It seems obvious to associate music with listening. However, starting from the second half of the 20th century, research around sound has been at the centre of the composers’ focus, casting doubt on traditional composition structures and favouring instead a new quality of perception. This experimental behaviour, constantly required by artists and audience, consists in a wider open-mindedness, a larger curiosity, which appears to differ from the perception of contemporary music traditionally composed. The artistic focus on listening has become a source of inspiration beyond music and it has found validation both in post-structuralism philosophy and in art: the limits between different arts have thus disappeared under a new perspective. The lecture will explore reflections on listening in music, philosophy and art, and their relevance during the 21st century, using concrete examples, from Luigi Nono and Beat Furrer’s musical theatre to the contemporary installations realised by the Austrian performer Elisabeth Harnik - installations which incorporate images, the scenery and language, but also architectural elements that reflects the socio-political needs of contemporary art.
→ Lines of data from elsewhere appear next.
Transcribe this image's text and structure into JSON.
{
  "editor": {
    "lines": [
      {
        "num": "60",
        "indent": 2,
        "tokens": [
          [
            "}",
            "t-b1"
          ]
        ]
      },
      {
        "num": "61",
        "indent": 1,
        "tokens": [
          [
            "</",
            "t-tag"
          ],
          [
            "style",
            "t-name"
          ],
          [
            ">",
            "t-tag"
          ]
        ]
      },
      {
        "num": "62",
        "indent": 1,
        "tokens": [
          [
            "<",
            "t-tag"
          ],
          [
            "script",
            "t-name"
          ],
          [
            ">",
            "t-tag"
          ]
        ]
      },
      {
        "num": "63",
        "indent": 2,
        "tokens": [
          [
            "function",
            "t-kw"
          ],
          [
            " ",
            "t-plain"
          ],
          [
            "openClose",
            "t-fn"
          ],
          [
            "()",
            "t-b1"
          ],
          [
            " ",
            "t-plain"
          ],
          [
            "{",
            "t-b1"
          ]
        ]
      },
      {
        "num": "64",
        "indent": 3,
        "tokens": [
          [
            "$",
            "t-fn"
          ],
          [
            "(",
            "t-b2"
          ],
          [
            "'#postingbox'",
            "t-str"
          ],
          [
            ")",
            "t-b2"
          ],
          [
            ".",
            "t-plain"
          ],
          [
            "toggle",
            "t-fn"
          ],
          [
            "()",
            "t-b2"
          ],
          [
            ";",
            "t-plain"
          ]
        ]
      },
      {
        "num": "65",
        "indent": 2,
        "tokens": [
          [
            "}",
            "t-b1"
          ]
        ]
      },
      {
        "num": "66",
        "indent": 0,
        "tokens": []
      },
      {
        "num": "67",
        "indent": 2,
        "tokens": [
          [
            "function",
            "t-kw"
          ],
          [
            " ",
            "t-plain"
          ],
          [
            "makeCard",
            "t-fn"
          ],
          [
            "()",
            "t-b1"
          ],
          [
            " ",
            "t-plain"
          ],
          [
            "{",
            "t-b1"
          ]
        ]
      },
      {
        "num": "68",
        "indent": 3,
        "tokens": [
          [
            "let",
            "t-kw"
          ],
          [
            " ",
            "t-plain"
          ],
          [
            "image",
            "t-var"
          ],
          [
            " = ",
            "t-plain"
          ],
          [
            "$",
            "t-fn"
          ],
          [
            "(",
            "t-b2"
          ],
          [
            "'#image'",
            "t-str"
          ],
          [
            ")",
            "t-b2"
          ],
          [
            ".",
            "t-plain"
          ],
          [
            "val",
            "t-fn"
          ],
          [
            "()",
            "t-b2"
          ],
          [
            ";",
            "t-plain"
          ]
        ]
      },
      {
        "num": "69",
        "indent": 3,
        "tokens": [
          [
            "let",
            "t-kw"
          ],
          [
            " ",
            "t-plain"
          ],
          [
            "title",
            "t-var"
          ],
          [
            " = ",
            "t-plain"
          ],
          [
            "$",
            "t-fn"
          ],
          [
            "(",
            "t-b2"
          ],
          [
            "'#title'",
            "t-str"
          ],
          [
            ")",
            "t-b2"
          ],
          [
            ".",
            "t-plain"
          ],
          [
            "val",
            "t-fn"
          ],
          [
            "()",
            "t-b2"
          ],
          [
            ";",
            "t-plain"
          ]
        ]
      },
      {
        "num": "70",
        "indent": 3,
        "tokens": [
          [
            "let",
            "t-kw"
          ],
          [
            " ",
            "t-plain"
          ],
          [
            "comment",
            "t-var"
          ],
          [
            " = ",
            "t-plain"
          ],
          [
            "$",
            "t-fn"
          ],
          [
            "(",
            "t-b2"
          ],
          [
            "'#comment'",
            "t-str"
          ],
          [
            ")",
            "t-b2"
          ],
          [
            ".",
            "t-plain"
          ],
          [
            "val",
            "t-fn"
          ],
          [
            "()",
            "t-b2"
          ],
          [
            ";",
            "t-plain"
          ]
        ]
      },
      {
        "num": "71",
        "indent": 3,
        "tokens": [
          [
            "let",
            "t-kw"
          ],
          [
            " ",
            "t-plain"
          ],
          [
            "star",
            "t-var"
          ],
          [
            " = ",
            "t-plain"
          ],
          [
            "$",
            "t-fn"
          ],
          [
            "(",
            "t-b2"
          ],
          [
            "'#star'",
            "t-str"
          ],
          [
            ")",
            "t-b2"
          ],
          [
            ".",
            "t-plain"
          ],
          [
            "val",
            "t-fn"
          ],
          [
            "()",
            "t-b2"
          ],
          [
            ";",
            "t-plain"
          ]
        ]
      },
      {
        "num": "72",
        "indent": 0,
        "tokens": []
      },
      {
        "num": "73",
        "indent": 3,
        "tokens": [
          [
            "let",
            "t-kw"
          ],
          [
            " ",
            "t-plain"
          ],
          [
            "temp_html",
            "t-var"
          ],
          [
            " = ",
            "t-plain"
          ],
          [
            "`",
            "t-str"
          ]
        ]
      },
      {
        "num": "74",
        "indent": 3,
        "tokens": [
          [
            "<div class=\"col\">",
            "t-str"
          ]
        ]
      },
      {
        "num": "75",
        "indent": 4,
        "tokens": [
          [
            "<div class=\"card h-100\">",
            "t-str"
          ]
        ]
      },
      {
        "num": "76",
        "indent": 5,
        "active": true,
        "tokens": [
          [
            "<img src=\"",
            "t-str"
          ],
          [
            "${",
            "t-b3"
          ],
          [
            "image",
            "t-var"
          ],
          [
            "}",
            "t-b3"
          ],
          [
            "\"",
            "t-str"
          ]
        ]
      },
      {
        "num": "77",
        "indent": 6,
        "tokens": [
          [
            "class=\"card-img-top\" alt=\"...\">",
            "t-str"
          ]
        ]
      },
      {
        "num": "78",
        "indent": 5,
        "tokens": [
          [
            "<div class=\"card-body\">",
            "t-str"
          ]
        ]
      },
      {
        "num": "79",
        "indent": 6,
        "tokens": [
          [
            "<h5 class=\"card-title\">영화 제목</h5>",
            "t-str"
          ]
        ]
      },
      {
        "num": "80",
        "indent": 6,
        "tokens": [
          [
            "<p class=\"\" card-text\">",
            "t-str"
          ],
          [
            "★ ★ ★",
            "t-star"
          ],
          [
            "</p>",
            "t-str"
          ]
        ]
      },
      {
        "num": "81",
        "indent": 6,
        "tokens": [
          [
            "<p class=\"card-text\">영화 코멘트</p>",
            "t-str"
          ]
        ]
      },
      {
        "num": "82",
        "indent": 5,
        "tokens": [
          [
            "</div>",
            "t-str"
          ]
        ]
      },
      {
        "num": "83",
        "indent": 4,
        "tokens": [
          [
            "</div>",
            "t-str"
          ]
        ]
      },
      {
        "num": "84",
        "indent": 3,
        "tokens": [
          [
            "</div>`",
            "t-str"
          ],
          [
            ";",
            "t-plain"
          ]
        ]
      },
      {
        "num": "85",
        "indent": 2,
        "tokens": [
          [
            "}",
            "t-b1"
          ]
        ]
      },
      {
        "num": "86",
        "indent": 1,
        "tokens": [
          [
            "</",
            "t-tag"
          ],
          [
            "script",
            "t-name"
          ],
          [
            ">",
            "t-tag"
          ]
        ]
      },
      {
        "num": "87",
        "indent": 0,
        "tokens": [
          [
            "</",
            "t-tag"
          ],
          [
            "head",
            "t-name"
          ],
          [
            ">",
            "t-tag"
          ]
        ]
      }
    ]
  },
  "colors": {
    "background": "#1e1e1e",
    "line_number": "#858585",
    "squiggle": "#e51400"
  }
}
Professor Susanne Kogler studied classical philology and musicology at the Karl Franzens Universität of Graz and musical pedagogy at the Kunstuniversität Graz. She graduated in 1994 and in 2001 she obtained a PhD with a dissertation on the topic “Sprache und Sprachlichkeit im zeitgenössischen Musikschaffen” (her work was published in 2003 by the Universal Edition). From 1996 to 2011, she has been senior scientist for the Musical Aesthetic Institute of the Kunstuniversität Graz, during the academic year 2010-2011 she was deputy manager of the Zentrum für Genderforschung, in 2012 she became executive director of the university archive and starting in 2018 associate professor. She obtained, in 2012, the scientific qualification at the Insitute of Musicology of the Karl Franzens Universität on the topic “Adorno versus Lyotard: modern and post-modern aesthetic” (Freiburg: Alber, 2013). Numerous her publications on musical aesthetic and on the history of music from the 19th century to the 21st. She has been a professor for various German and foreign universities (Kunstuniversität and Karl Franzens Universität Graz, New York City Univeristy, Université Paris 8, University of Vienna, University of Klagenfurt, University of Ljubljana). Starting on the 1st October 2020, she is professor of musicology at the University of Graz.










This website uses cookies to improve your user experience.
By continuing to use our website you agree to the use of such cookies on your device as indicated in the privacy policy